It’s one of the very few times Musk has chosen to downplay expectations rather than being wildly overoptimistic about a project — and that includes the often-delayed timetable for the Heavy test launch itself. So, he might be even more pessimistic about the launch’s prospects than he’s letting on.

In other words: Musk isn’t talking about landing the car on Mars and sending it off to do (autonomous) doughnuts below Olympus Mons. There’s a good chance it’ll just wind up as orbital wreckage. (That might be why he’s probably talking about a 2011 first-gen roadster, not the 2020 model, which currently only exists as a prototype). And though Musk writes that the “destination is Mars orbit,” that probably doesn’t mean putting the car in orbit around Mars, which commenters on Twitter have already pointed out would require specialized equipment on the car itself. A successful launch would instead likely end with the payload meandering indefinitely somewhere in the vicinity of Mars’ path around the sun.

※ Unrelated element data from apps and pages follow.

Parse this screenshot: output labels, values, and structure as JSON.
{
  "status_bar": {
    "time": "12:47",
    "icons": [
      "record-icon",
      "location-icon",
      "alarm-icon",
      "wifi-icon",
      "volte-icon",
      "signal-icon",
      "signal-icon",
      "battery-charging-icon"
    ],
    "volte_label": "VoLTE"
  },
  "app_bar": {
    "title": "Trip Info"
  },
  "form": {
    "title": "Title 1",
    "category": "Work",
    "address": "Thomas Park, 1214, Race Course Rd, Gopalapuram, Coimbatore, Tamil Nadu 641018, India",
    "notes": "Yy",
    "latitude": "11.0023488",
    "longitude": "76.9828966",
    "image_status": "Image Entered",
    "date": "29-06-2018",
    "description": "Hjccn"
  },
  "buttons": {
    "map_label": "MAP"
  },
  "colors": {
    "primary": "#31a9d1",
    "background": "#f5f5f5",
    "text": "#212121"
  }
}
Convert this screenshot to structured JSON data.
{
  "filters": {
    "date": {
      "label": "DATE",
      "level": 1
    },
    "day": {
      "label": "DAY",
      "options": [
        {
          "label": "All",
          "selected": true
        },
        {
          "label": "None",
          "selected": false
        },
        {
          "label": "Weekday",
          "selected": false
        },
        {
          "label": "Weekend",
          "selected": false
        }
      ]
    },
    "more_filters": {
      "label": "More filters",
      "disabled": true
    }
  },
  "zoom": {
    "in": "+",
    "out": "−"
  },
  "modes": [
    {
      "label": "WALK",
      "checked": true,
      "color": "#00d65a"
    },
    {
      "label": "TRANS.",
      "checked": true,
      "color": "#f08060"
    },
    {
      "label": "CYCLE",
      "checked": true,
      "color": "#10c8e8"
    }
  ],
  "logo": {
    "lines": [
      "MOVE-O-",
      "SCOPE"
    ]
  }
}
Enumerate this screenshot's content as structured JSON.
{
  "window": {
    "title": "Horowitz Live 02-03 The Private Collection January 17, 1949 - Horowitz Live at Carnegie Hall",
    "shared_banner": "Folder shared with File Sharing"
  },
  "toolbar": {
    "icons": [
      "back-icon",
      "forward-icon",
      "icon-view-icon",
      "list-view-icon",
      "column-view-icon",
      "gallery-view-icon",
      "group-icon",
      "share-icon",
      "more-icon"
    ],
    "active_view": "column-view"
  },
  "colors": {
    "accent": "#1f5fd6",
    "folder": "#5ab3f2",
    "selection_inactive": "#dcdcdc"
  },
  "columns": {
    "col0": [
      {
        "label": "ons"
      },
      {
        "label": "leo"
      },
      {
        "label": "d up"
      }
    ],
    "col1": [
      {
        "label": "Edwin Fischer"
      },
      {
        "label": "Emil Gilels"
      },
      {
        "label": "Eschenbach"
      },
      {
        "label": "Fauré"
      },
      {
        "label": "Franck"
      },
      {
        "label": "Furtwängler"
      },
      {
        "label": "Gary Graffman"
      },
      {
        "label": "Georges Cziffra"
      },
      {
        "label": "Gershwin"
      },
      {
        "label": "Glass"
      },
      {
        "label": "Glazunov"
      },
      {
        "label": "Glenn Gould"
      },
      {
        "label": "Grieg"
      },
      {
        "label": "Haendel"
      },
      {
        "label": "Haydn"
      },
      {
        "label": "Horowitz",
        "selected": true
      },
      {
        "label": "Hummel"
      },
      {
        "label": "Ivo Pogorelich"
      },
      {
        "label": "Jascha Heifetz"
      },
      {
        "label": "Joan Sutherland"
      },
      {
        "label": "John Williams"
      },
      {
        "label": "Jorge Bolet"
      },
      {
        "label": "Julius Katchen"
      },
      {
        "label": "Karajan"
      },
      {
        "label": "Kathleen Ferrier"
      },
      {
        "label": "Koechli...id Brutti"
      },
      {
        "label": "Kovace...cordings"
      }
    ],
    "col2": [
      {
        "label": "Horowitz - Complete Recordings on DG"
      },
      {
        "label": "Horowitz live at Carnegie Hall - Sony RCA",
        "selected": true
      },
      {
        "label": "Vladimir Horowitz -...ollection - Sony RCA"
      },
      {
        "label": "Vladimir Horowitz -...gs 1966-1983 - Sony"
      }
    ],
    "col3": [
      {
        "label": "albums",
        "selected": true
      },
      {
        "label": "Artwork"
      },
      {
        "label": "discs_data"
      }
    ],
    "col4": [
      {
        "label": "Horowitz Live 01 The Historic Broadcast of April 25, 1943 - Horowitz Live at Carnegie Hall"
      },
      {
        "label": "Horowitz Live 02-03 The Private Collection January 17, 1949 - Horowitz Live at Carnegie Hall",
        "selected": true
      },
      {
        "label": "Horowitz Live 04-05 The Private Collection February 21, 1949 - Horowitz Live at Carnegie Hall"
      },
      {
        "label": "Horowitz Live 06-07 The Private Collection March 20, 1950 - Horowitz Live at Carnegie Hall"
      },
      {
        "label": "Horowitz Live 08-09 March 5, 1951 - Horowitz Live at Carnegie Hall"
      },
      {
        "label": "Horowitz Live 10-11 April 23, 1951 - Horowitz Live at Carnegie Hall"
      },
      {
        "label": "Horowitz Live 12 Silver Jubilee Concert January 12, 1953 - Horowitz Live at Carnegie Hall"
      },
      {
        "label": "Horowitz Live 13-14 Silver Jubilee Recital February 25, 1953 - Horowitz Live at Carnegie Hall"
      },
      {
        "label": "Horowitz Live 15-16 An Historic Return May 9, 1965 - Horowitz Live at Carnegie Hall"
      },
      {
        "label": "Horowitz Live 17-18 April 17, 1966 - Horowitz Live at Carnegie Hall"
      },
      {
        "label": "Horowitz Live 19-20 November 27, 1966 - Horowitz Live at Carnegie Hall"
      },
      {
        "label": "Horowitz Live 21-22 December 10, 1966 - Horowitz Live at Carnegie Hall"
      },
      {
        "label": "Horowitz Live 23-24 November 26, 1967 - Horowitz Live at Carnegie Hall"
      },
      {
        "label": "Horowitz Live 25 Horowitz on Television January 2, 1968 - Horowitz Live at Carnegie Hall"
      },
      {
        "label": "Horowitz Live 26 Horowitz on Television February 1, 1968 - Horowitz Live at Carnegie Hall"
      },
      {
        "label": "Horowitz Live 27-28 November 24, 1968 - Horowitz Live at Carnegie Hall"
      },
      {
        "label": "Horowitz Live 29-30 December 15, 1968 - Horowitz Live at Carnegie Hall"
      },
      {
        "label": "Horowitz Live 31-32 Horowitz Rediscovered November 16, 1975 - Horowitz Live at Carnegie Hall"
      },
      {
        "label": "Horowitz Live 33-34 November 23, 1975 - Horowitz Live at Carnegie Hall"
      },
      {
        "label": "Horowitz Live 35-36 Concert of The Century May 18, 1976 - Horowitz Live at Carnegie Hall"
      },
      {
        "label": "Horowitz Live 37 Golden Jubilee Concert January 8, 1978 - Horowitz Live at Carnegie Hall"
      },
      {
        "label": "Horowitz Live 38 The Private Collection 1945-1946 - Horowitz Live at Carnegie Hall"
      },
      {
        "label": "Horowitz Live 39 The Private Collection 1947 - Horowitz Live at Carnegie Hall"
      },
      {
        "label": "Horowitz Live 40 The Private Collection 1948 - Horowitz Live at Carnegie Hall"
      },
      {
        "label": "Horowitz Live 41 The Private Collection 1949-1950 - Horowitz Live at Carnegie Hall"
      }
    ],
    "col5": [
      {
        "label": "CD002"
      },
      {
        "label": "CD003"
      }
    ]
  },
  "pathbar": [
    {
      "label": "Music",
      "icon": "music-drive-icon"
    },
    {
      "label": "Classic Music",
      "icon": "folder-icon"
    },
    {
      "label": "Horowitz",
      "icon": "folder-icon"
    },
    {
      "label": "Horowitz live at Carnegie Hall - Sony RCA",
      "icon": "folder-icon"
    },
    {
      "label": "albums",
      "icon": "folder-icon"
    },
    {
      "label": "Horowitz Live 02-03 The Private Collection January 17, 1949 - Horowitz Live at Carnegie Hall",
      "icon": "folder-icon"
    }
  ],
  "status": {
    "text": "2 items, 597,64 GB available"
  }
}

The symbolism on Earth is much more powerful, though, particularly for Musk’s personal image. It’s Musk at his joyful, nerdy, wildly ambitious best, a real-life Tony Stark playing with his mind-boggling toys with the unbridled enthusiasm of a 5-year-old. It also sums up just how much Musk has managed to accomplish in the past 15 years, and why he is now the most admired leader in technology.